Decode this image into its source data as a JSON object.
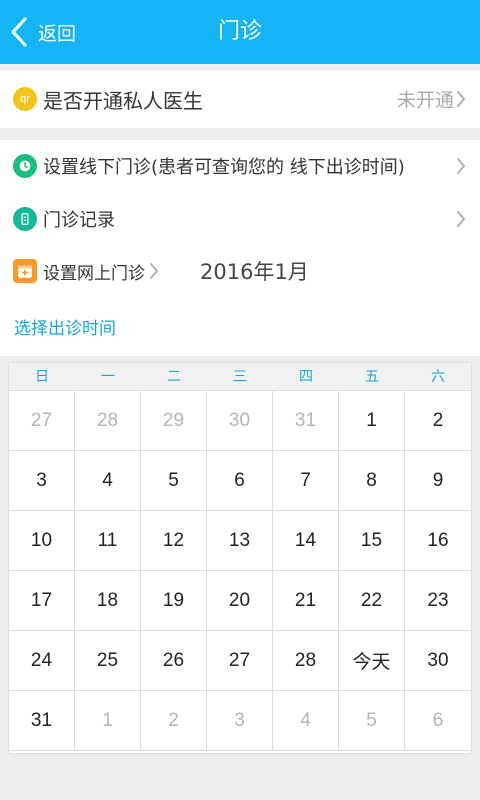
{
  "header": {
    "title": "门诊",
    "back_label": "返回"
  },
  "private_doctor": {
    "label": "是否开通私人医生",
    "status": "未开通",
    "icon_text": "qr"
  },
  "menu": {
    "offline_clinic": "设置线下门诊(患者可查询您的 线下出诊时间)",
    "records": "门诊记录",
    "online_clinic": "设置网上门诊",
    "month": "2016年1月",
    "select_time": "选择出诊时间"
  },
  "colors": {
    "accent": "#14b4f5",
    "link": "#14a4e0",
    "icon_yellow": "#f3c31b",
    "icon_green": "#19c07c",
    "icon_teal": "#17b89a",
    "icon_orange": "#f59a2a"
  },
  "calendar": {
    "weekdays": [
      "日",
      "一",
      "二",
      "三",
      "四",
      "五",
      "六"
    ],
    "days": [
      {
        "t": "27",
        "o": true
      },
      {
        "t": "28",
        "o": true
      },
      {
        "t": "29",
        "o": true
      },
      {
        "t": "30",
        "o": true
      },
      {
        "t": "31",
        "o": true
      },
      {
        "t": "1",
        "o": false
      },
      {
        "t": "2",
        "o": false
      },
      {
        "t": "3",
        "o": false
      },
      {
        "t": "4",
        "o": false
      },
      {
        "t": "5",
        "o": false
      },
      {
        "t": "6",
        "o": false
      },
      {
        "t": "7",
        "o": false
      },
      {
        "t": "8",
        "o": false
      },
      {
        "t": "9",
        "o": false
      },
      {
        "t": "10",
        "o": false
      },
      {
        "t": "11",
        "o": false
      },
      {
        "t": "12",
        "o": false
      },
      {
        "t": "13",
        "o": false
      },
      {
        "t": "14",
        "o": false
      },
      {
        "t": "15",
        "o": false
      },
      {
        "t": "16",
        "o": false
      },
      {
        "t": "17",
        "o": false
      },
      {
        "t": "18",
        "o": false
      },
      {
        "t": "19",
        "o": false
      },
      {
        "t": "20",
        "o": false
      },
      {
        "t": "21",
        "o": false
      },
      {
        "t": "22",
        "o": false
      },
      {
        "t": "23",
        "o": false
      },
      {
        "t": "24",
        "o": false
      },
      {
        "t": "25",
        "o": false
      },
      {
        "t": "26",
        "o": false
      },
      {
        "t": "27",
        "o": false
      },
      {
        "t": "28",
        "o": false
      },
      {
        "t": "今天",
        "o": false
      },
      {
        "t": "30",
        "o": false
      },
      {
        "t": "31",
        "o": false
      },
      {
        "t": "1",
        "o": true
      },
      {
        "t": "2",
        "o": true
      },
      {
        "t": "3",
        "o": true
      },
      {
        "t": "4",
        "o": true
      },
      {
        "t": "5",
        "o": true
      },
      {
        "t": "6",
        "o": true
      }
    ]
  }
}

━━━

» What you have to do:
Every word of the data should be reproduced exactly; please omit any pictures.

» Output for this task:
Decode this image into its source data as a JSON object.
{
  "header": {
    "title": "门诊",
    "back_label": "返回"
  },
  "private_doctor": {
    "label": "是否开通私人医生",
    "status": "未开通",
    "icon_text": "qr"
  },
  "menu": {
    "offline_clinic": "设置线下门诊(患者可查询您的 线下出诊时间)",
    "records": "门诊记录",
    "online_clinic": "设置网上门诊",
    "month": "2016年1月",
    "select_time": "选择出诊时间"
  },
  "colors": {
    "accent": "#14b4f5",
    "link": "#14a4e0",
    "icon_yellow": "#f3c31b",
    "icon_green": "#19c07c",
    "icon_teal": "#17b89a",
    "icon_orange": "#f59a2a"
  },
  "calendar": {
    "weekdays": [
      "日",
      "一",
      "二",
      "三",
      "四",
      "五",
      "六"
    ],
    "days": [
      {
        "t": "27",
        "o": true
      },
      {
        "t": "28",
        "o": true
      },
      {
        "t": "29",
        "o": true
      },
      {
        "t": "30",
        "o": true
      },
      {
        "t": "31",
        "o": true
      },
      {
        "t": "1",
        "o": false
      },
      {
        "t": "2",
        "o": false
      },
      {
        "t": "3",
        "o": false
      },
      {
        "t": "4",
        "o": false
      },
      {
        "t": "5",
        "o": false
      },
      {
        "t": "6",
        "o": false
      },
      {
        "t": "7",
        "o": false
      },
      {
        "t": "8",
        "o": false
      },
      {
        "t": "9",
        "o": false
      },
      {
        "t": "10",
        "o": false
      },
      {
        "t": "11",
        "o": false
      },
      {
        "t": "12",
        "o": false
      },
      {
        "t": "13",
        "o": false
      },
      {
        "t": "14",
        "o": false
      },
      {
        "t": "15",
        "o": false
      },
      {
        "t": "16",
        "o": false
      },
      {
        "t": "17",
        "o": false
      },
      {
        "t": "18",
        "o": false
      },
      {
        "t": "19",
        "o": false
      },
      {
        "t": "20",
        "o": false
      },
      {
        "t": "21",
        "o": false
      },
      {
        "t": "22",
        "o": false
      },
      {
        "t": "23",
        "o": false
      },
      {
        "t": "24",
        "o": false
      },
      {
        "t": "25",
        "o": false
      },
      {
        "t": "26",
        "o": false
      },
      {
        "t": "27",
        "o": false
      },
      {
        "t": "28",
        "o": false
      },
      {
        "t": "今天",
        "o": false
      },
      {
        "t": "30",
        "o": false
      },
      {
        "t": "31",
        "o": false
      },
      {
        "t": "1",
        "o": true
      },
      {
        "t": "2",
        "o": true
      },
      {
        "t": "3",
        "o": true
      },
      {
        "t": "4",
        "o": true
      },
      {
        "t": "5",
        "o": true
      },
      {
        "t": "6",
        "o": true
      }
    ]
  }
}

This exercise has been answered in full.